### WHAT THE TASK ASKS
The output should be identical to the entries that follow.

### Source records
== Segment start ==
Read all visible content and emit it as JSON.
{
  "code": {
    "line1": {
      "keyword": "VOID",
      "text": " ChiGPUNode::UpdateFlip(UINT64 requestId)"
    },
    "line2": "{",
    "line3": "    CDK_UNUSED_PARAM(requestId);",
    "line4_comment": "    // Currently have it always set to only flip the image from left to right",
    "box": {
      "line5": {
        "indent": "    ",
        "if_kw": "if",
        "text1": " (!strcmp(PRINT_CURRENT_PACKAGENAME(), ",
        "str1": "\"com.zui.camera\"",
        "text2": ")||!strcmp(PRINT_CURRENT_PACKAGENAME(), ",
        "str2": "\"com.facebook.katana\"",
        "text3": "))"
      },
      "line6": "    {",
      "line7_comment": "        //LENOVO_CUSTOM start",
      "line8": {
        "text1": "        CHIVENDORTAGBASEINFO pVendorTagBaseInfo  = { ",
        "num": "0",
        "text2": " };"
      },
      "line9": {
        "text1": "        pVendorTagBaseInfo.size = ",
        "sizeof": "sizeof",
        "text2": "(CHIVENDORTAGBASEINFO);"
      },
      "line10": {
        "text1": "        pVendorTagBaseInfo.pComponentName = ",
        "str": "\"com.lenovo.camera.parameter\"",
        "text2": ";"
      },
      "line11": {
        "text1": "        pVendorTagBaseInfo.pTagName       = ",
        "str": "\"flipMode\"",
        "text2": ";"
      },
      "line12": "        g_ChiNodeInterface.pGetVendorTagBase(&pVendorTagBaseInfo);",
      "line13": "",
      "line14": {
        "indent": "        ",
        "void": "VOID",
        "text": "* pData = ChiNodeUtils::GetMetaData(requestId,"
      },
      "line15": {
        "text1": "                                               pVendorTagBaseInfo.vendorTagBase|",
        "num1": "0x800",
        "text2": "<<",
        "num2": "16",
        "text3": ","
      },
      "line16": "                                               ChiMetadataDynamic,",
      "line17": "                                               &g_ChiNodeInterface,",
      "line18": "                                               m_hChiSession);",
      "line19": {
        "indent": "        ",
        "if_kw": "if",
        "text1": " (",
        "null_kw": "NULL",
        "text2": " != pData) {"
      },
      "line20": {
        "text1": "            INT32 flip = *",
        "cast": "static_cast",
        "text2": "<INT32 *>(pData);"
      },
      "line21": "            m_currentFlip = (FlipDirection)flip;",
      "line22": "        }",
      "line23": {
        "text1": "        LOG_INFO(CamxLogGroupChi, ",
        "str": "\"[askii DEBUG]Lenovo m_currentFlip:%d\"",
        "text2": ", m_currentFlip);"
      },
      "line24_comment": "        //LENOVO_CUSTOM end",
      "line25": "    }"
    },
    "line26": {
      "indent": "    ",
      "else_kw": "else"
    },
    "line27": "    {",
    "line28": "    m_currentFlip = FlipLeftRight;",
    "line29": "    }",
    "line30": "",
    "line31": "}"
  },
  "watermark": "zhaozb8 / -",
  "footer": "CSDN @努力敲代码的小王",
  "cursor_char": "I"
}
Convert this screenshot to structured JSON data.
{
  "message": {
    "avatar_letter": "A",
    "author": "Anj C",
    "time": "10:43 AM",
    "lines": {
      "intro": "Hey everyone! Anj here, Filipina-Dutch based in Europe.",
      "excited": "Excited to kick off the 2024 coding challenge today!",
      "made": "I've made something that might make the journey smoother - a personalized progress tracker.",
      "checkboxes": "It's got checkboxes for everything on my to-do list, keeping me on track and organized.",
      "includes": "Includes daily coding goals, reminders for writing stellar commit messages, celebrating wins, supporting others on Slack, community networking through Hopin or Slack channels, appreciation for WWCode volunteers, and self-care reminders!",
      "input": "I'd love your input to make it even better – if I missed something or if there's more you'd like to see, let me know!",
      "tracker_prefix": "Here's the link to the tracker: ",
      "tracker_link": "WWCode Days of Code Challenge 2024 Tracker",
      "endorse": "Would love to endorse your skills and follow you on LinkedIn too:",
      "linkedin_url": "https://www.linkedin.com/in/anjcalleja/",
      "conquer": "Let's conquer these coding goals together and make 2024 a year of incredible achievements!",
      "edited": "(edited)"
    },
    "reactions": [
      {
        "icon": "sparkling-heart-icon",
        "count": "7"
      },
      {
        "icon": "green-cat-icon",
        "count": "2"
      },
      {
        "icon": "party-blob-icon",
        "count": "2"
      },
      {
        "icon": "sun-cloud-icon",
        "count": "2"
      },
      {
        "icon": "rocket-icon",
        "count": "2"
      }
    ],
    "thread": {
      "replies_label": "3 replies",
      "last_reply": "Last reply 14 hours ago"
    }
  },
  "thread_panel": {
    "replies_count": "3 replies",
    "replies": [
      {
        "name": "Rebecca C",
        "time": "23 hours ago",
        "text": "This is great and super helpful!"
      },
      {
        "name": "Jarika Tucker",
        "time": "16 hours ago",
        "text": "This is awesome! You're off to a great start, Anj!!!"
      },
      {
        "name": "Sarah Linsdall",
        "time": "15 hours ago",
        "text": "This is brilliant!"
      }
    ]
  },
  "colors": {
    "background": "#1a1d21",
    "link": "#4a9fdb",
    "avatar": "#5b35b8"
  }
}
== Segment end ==
### OUTPUT
Read all visible content and emit it as JSON.
{
  "code": {
    "line1": {
      "keyword": "VOID",
      "text": " ChiGPUNode::UpdateFlip(UINT64 requestId)"
    },
    "line2": "{",
    "line3": "    CDK_UNUSED_PARAM(requestId);",
    "line4_comment": "    // Currently have it always set to only flip the image from left to right",
    "box": {
      "line5": {
        "indent": "    ",
        "if_kw": "if",
        "text1": " (!strcmp(PRINT_CURRENT_PACKAGENAME(), ",
        "str1": "\"com.zui.camera\"",
        "text2": ")||!strcmp(PRINT_CURRENT_PACKAGENAME(), ",
        "str2": "\"com.facebook.katana\"",
        "text3": "))"
      },
      "line6": "    {",
      "line7_comment": "        //LENOVO_CUSTOM start",
      "line8": {
        "text1": "        CHIVENDORTAGBASEINFO pVendorTagBaseInfo  = { ",
        "num": "0",
        "text2": " };"
      },
      "line9": {
        "text1": "        pVendorTagBaseInfo.size = ",
        "sizeof": "sizeof",
        "text2": "(CHIVENDORTAGBASEINFO);"
      },
      "line10": {
        "text1": "        pVendorTagBaseInfo.pComponentName = ",
        "str": "\"com.lenovo.camera.parameter\"",
        "text2": ";"
      },
      "line11": {
        "text1": "        pVendorTagBaseInfo.pTagName       = ",
        "str": "\"flipMode\"",
        "text2": ";"
      },
      "line12": "        g_ChiNodeInterface.pGetVendorTagBase(&pVendorTagBaseInfo);",
      "line13": "",
      "line14": {
        "indent": "        ",
        "void": "VOID",
        "text": "* pData = ChiNodeUtils::GetMetaData(requestId,"
      },
      "line15": {
        "text1": "                                               pVendorTagBaseInfo.vendorTagBase|",
        "num1": "0x800",
        "text2": "<<",
        "num2": "16",
        "text3": ","
      },
      "line16": "                                               ChiMetadataDynamic,",
      "line17": "                                               &g_ChiNodeInterface,",
      "line18": "                                               m_hChiSession);",
      "line19": {
        "indent": "        ",
        "if_kw": "if",
        "text1": " (",
        "null_kw": "NULL",
        "text2": " != pData) {"
      },
      "line20": {
        "text1": "            INT32 flip = *",
        "cast": "static_cast",
        "text2": "<INT32 *>(pData);"
      },
      "line21": "            m_currentFlip = (FlipDirection)flip;",
      "line22": "        }",
      "line23": {
        "text1": "        LOG_INFO(CamxLogGroupChi, ",
        "str": "\"[askii DEBUG]Lenovo m_currentFlip:%d\"",
        "text2": ", m_currentFlip);"
      },
      "line24_comment": "        //LENOVO_CUSTOM end",
      "line25": "    }"
    },
    "line26": {
      "indent": "    ",
      "else_kw": "else"
    },
    "line27": "    {",
    "line28": "    m_currentFlip = FlipLeftRight;",
    "line29": "    }",
    "line30": "",
    "line31": "}"
  },
  "watermark": "zhaozb8 / -",
  "footer": "CSDN @努力敲代码的小王",
  "cursor_char": "I"
}
Convert this screenshot to structured JSON data.
{
  "message": {
    "avatar_letter": "A",
    "author": "Anj C",
    "time": "10:43 AM",
    "lines": {
      "intro": "Hey everyone! Anj here, Filipina-Dutch based in Europe.",
      "excited": "Excited to kick off the 2024 coding challenge today!",
      "made": "I've made something that might make the journey smoother - a personalized progress tracker.",
      "checkboxes": "It's got checkboxes for everything on my to-do list, keeping me on track and organized.",
      "includes": "Includes daily coding goals, reminders for writing stellar commit messages, celebrating wins, supporting others on Slack, community networking through Hopin or Slack channels, appreciation for WWCode volunteers, and self-care reminders!",
      "input": "I'd love your input to make it even better – if I missed something or if there's more you'd like to see, let me know!",
      "tracker_prefix": "Here's the link to the tracker: ",
      "tracker_link": "WWCode Days of Code Challenge 2024 Tracker",
      "endorse": "Would love to endorse your skills and follow you on LinkedIn too:",
      "linkedin_url": "https://www.linkedin.com/in/anjcalleja/",
      "conquer": "Let's conquer these coding goals together and make 2024 a year of incredible achievements!",
      "edited": "(edited)"
    },
    "reactions": [
      {
        "icon": "sparkling-heart-icon",
        "count": "7"
      },
      {
        "icon": "green-cat-icon",
        "count": "2"
      },
      {
        "icon": "party-blob-icon",
        "count": "2"
      },
      {
        "icon": "sun-cloud-icon",
        "count": "2"
      },
      {
        "icon": "rocket-icon",
        "count": "2"
      }
    ],
    "thread": {
      "replies_label": "3 replies",
      "last_reply": "Last reply 14 hours ago"
    }
  },
  "thread_panel": {
    "replies_count": "3 replies",
    "replies": [
      {
        "name": "Rebecca C",
        "time": "23 hours ago",
        "text": "This is great and super helpful!"
      },
      {
        "name": "Jarika Tucker",
        "time": "16 hours ago",
        "text": "This is awesome! You're off to a great start, Anj!!!"
      },
      {
        "name": "Sarah Linsdall",
        "time": "15 hours ago",
        "text": "This is brilliant!"
      }
    ]
  },
  "colors": {
    "background": "#1a1d21",
    "link": "#4a9fdb",
    "avatar": "#5b35b8"
  }
}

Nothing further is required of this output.